▶ **EXERCISE DESCRIPTION**: Reproduce the full listing as it stands. Images do not belong in the copy.
** MATERIAL FOR THIS EXERCISE follows **
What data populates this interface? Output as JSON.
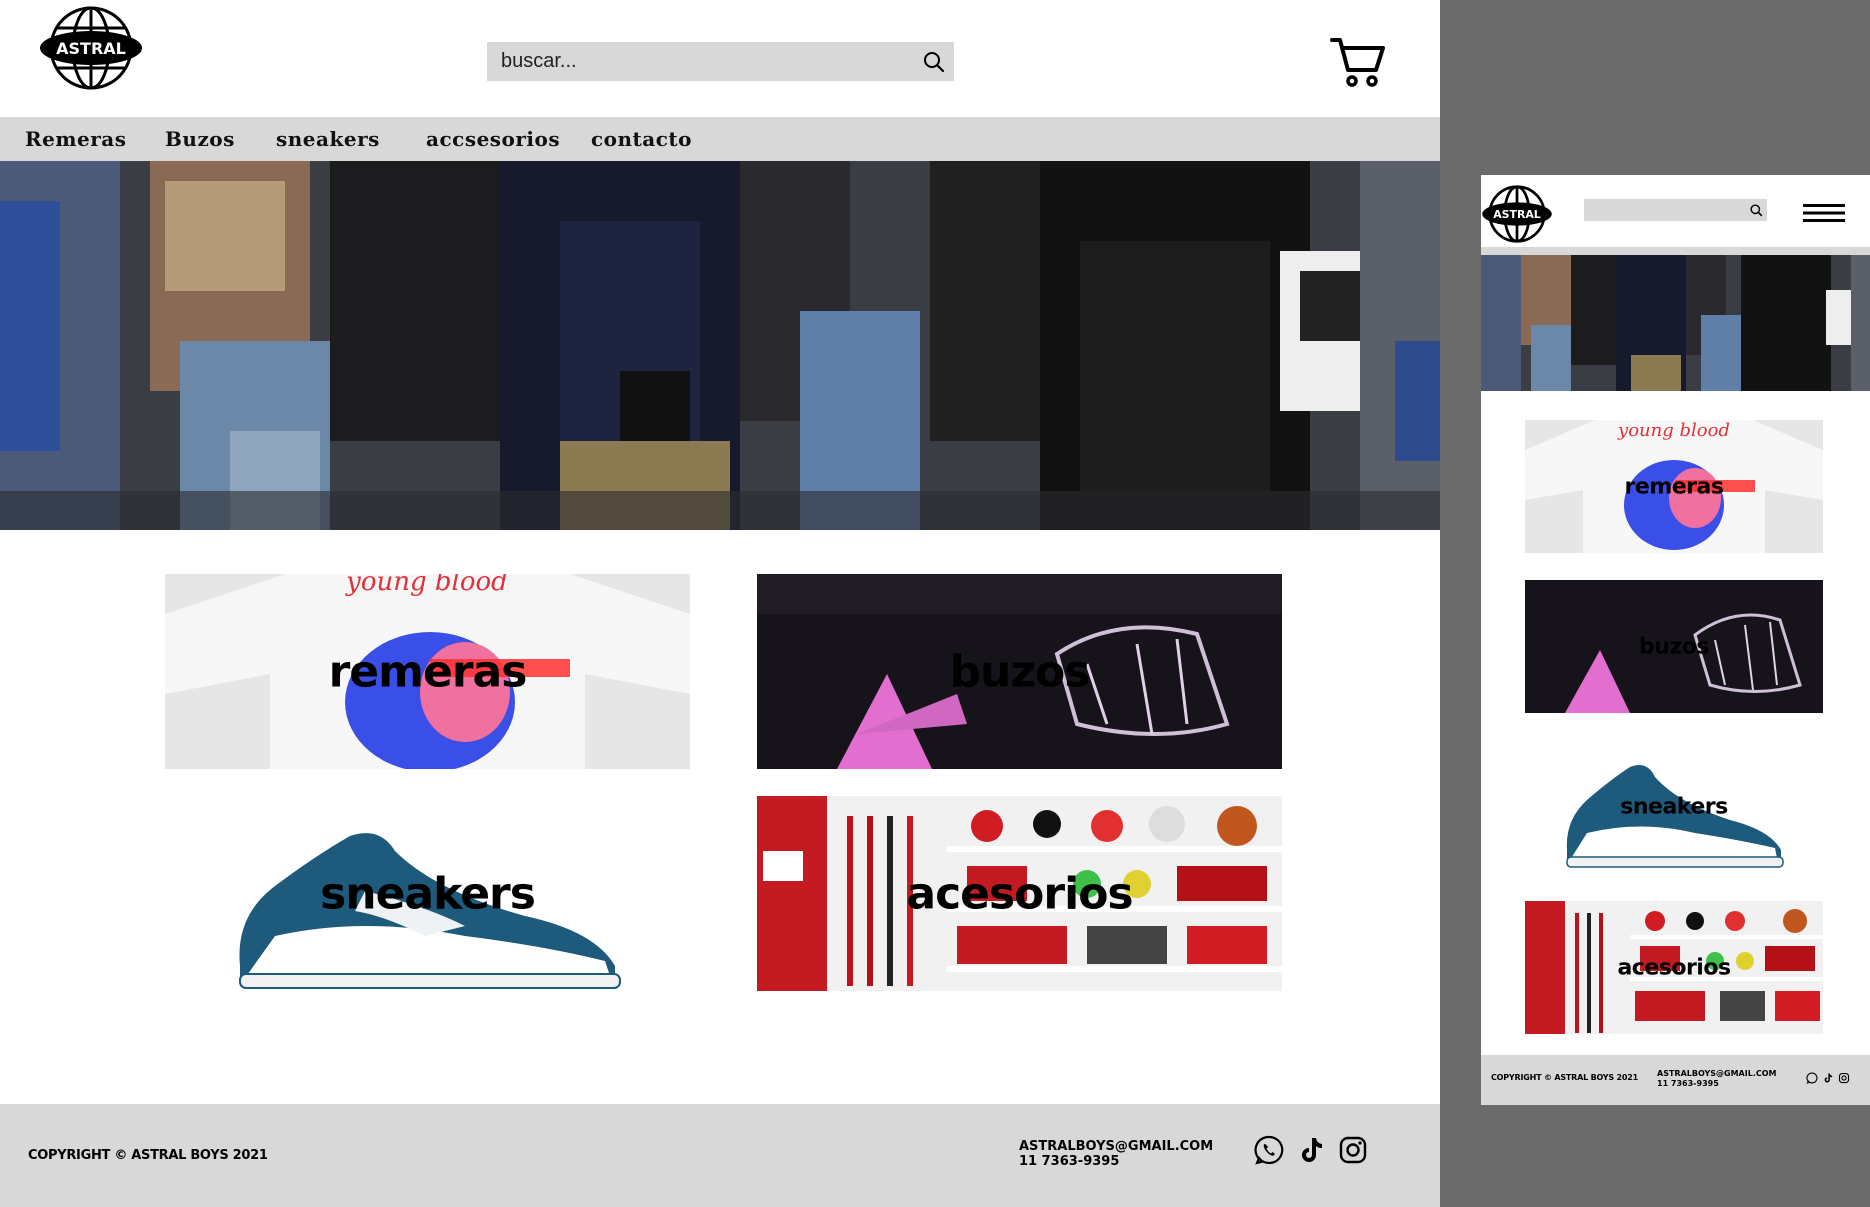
{
  "brand": {
    "logo_text": "ASTRAL"
  },
  "search": {
    "placeholder": "buscar..."
  },
  "nav": {
    "items": [
      {
        "label": "Remeras"
      },
      {
        "label": "Buzos"
      },
      {
        "label": "sneakers"
      },
      {
        "label": "accsesorios"
      },
      {
        "label": "contacto"
      }
    ]
  },
  "categories": [
    {
      "label": "remeras"
    },
    {
      "label": "buzos"
    },
    {
      "label": "sneakers"
    },
    {
      "label": "acesorios"
    }
  ],
  "footer": {
    "copyright": "COPYRIGHT © ASTRAL BOYS 2021",
    "email": "ASTRALBOYS@GMAIL.COM",
    "phone": "11 7363-9395"
  },
  "icons": [
    "search-icon",
    "cart-icon",
    "whatsapp-icon",
    "tiktok-icon",
    "instagram-icon",
    "hamburger-icon"
  ],
  "colors": {
    "nav_bg": "#d8d8d8",
    "backdrop": "#6b6b6b"
  }
}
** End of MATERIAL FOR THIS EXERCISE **
▶ **FINISHED TASK**:
What data populates this interface? Output as JSON.
{
  "brand": {
    "logo_text": "ASTRAL"
  },
  "search": {
    "placeholder": "buscar..."
  },
  "nav": {
    "items": [
      {
        "label": "Remeras"
      },
      {
        "label": "Buzos"
      },
      {
        "label": "sneakers"
      },
      {
        "label": "accsesorios"
      },
      {
        "label": "contacto"
      }
    ]
  },
  "categories": [
    {
      "label": "remeras"
    },
    {
      "label": "buzos"
    },
    {
      "label": "sneakers"
    },
    {
      "label": "acesorios"
    }
  ],
  "footer": {
    "copyright": "COPYRIGHT © ASTRAL BOYS 2021",
    "email": "ASTRALBOYS@GMAIL.COM",
    "phone": "11 7363-9395"
  },
  "icons": [
    "search-icon",
    "cart-icon",
    "whatsapp-icon",
    "tiktok-icon",
    "instagram-icon",
    "hamburger-icon"
  ],
  "colors": {
    "nav_bg": "#d8d8d8",
    "backdrop": "#6b6b6b"
  }
}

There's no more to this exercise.